→ **INSTRUCTIONS FOR THE TASK**
Pick out all lines with the word "Travel" from the records that follow.

(App and web page records)
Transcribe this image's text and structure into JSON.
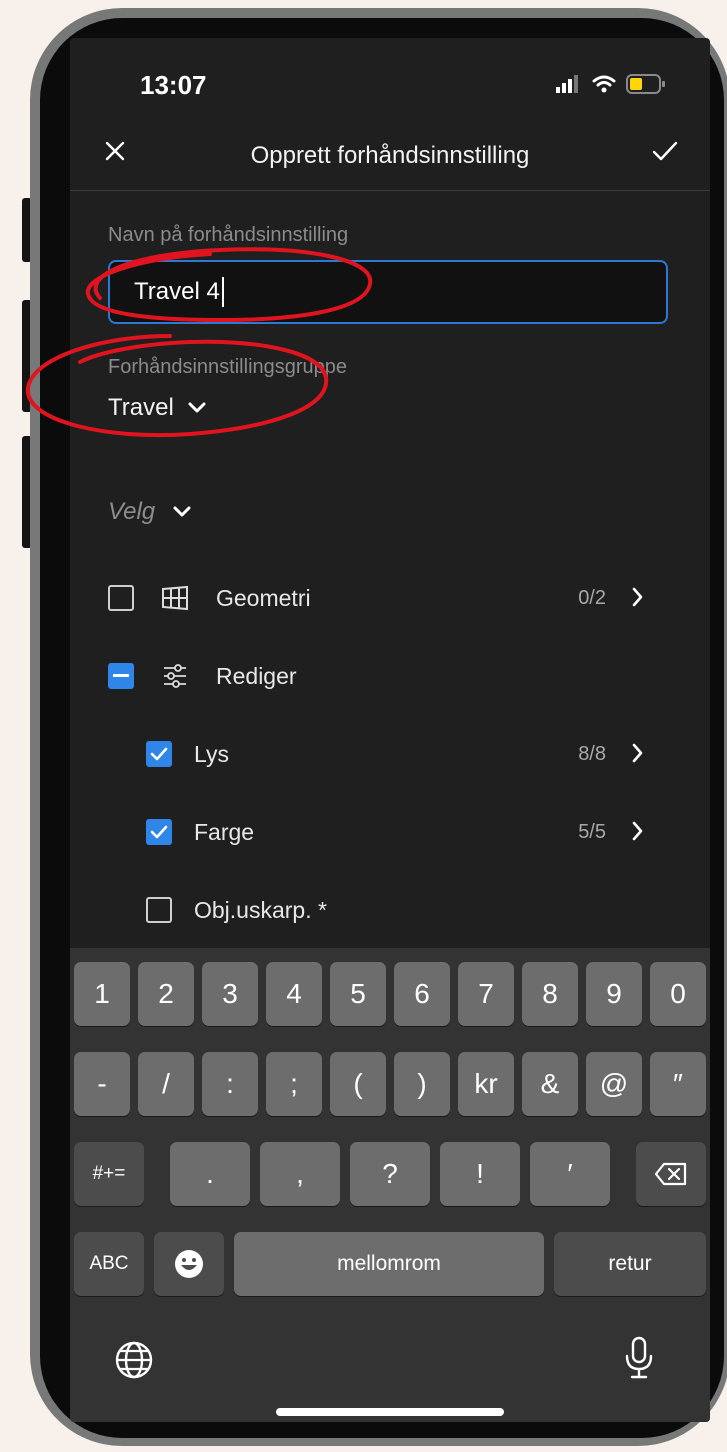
{
  "status_bar": {
    "time": "13:07"
  },
  "header": {
    "title": "Opprett forhåndsinnstilling"
  },
  "form": {
    "name_label": "Navn på forhåndsinnstilling",
    "name_value": "Travel 4",
    "group_label": "Forhåndsinnstillingsgruppe",
    "group_value": "Travel",
    "select_label": "Velg"
  },
  "settings": [
    {
      "label": "Geometri",
      "count": "0/2",
      "checked": "off",
      "icon": "geometry-icon"
    },
    {
      "label": "Rediger",
      "count": "",
      "checked": "partial",
      "icon": "sliders-icon"
    },
    {
      "label": "Lys",
      "count": "8/8",
      "checked": "on"
    },
    {
      "label": "Farge",
      "count": "5/5",
      "checked": "on"
    },
    {
      "label": "Obj.uskarp. *",
      "count": "",
      "checked": "off"
    }
  ],
  "keyboard": {
    "row1": [
      "1",
      "2",
      "3",
      "4",
      "5",
      "6",
      "7",
      "8",
      "9",
      "0"
    ],
    "row2": [
      "-",
      "/",
      ":",
      ";",
      "(",
      ")",
      "kr",
      "&",
      "@",
      "″"
    ],
    "row3": [
      "#+=",
      ".",
      ",",
      "?",
      "!",
      "′"
    ],
    "abc": "ABC",
    "space": "mellomrom",
    "return": "retur"
  },
  "colors": {
    "accent": "#2f86e8",
    "annotation": "#e0141e",
    "background": "#1f1f1f"
  }
}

→ **REPLY TO THE EXERCISE**
    "name_value": "Travel 4",
    "group_value": "Travel",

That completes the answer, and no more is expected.